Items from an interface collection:

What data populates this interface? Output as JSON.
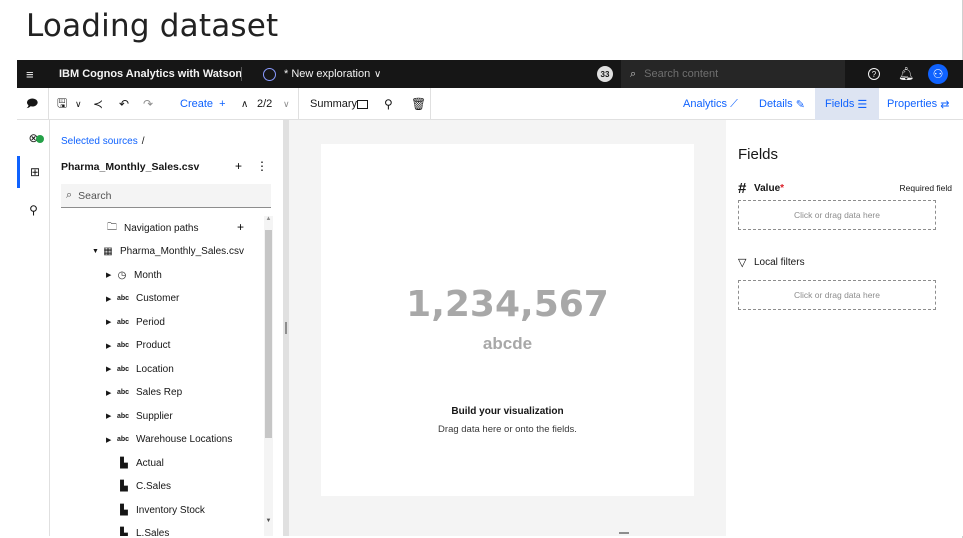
{
  "slide": {
    "title": "Loading dataset"
  },
  "topbar": {
    "brand": "IBM Cognos Analytics with Watson",
    "exploration_title": "* New exploration",
    "badge": "33",
    "search_placeholder": "Search content"
  },
  "toolbar": {
    "create_label": "Create",
    "page_indicator": "2/2",
    "summary_label": "Summary",
    "analytics_label": "Analytics",
    "details_label": "Details",
    "fields_label": "Fields",
    "properties_label": "Properties"
  },
  "source_panel": {
    "breadcrumb": "Selected sources",
    "breadcrumb_sep": "/",
    "source_name": "Pharma_Monthly_Sales.csv",
    "search_placeholder": "Search",
    "tree": [
      {
        "label": "Navigation paths",
        "icon": "folder-icon",
        "glyph": "🗀",
        "caret": "",
        "indent": 0
      },
      {
        "label": "Pharma_Monthly_Sales.csv",
        "icon": "table-icon",
        "glyph": "▦",
        "caret": "▼",
        "indent": 1
      },
      {
        "label": "Month",
        "icon": "clock-icon",
        "glyph": "◷",
        "caret": "▶",
        "indent": 2
      },
      {
        "label": "Customer",
        "icon": "abc-icon",
        "glyph": "abc",
        "caret": "▶",
        "indent": 2
      },
      {
        "label": "Period",
        "icon": "abc-icon",
        "glyph": "abc",
        "caret": "▶",
        "indent": 2
      },
      {
        "label": "Product",
        "icon": "abc-icon",
        "glyph": "abc",
        "caret": "▶",
        "indent": 2
      },
      {
        "label": "Location",
        "icon": "abc-icon",
        "glyph": "abc",
        "caret": "▶",
        "indent": 2
      },
      {
        "label": "Sales Rep",
        "icon": "abc-icon",
        "glyph": "abc",
        "caret": "▶",
        "indent": 2
      },
      {
        "label": "Supplier",
        "icon": "abc-icon",
        "glyph": "abc",
        "caret": "▶",
        "indent": 2
      },
      {
        "label": "Warehouse Locations",
        "icon": "abc-icon",
        "glyph": "abc",
        "caret": "▶",
        "indent": 2
      },
      {
        "label": "Actual",
        "icon": "measure-icon",
        "glyph": "▙",
        "caret": "",
        "indent": 3
      },
      {
        "label": "C.Sales",
        "icon": "measure-icon",
        "glyph": "▙",
        "caret": "",
        "indent": 3
      },
      {
        "label": "Inventory Stock",
        "icon": "measure-icon",
        "glyph": "▙",
        "caret": "",
        "indent": 3
      },
      {
        "label": "L.Sales",
        "icon": "measure-icon",
        "glyph": "▙",
        "caret": "",
        "indent": 3
      }
    ]
  },
  "canvas": {
    "value": "1,234,567",
    "subtitle": "abcde",
    "build_title": "Build your visualization",
    "build_hint": "Drag data here or onto the fields."
  },
  "fields_panel": {
    "title": "Fields",
    "value_label": "Value",
    "required_marker": "*",
    "required_text": "Required field",
    "drop_hint_value": "Click or drag data here",
    "local_filters_label": "Local filters",
    "drop_hint_filters": "Click or drag data here"
  }
}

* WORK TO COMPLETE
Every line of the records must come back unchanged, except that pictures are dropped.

* EXERCISE SOLUTION
What data populates this interface? Output as JSON.
{
  "slide": {
    "title": "Loading dataset"
  },
  "topbar": {
    "brand": "IBM Cognos Analytics with Watson",
    "exploration_title": "* New exploration",
    "badge": "33",
    "search_placeholder": "Search content"
  },
  "toolbar": {
    "create_label": "Create",
    "page_indicator": "2/2",
    "summary_label": "Summary",
    "analytics_label": "Analytics",
    "details_label": "Details",
    "fields_label": "Fields",
    "properties_label": "Properties"
  },
  "source_panel": {
    "breadcrumb": "Selected sources",
    "breadcrumb_sep": "/",
    "source_name": "Pharma_Monthly_Sales.csv",
    "search_placeholder": "Search",
    "tree": [
      {
        "label": "Navigation paths",
        "icon": "folder-icon",
        "glyph": "🗀",
        "caret": "",
        "indent": 0
      },
      {
        "label": "Pharma_Monthly_Sales.csv",
        "icon": "table-icon",
        "glyph": "▦",
        "caret": "▼",
        "indent": 1
      },
      {
        "label": "Month",
        "icon": "clock-icon",
        "glyph": "◷",
        "caret": "▶",
        "indent": 2
      },
      {
        "label": "Customer",
        "icon": "abc-icon",
        "glyph": "abc",
        "caret": "▶",
        "indent": 2
      },
      {
        "label": "Period",
        "icon": "abc-icon",
        "glyph": "abc",
        "caret": "▶",
        "indent": 2
      },
      {
        "label": "Product",
        "icon": "abc-icon",
        "glyph": "abc",
        "caret": "▶",
        "indent": 2
      },
      {
        "label": "Location",
        "icon": "abc-icon",
        "glyph": "abc",
        "caret": "▶",
        "indent": 2
      },
      {
        "label": "Sales Rep",
        "icon": "abc-icon",
        "glyph": "abc",
        "caret": "▶",
        "indent": 2
      },
      {
        "label": "Supplier",
        "icon": "abc-icon",
        "glyph": "abc",
        "caret": "▶",
        "indent": 2
      },
      {
        "label": "Warehouse Locations",
        "icon": "abc-icon",
        "glyph": "abc",
        "caret": "▶",
        "indent": 2
      },
      {
        "label": "Actual",
        "icon": "measure-icon",
        "glyph": "▙",
        "caret": "",
        "indent": 3
      },
      {
        "label": "C.Sales",
        "icon": "measure-icon",
        "glyph": "▙",
        "caret": "",
        "indent": 3
      },
      {
        "label": "Inventory Stock",
        "icon": "measure-icon",
        "glyph": "▙",
        "caret": "",
        "indent": 3
      },
      {
        "label": "L.Sales",
        "icon": "measure-icon",
        "glyph": "▙",
        "caret": "",
        "indent": 3
      }
    ]
  },
  "canvas": {
    "value": "1,234,567",
    "subtitle": "abcde",
    "build_title": "Build your visualization",
    "build_hint": "Drag data here or onto the fields."
  },
  "fields_panel": {
    "title": "Fields",
    "value_label": "Value",
    "required_marker": "*",
    "required_text": "Required field",
    "drop_hint_value": "Click or drag data here",
    "local_filters_label": "Local filters",
    "drop_hint_filters": "Click or drag data here"
  }
}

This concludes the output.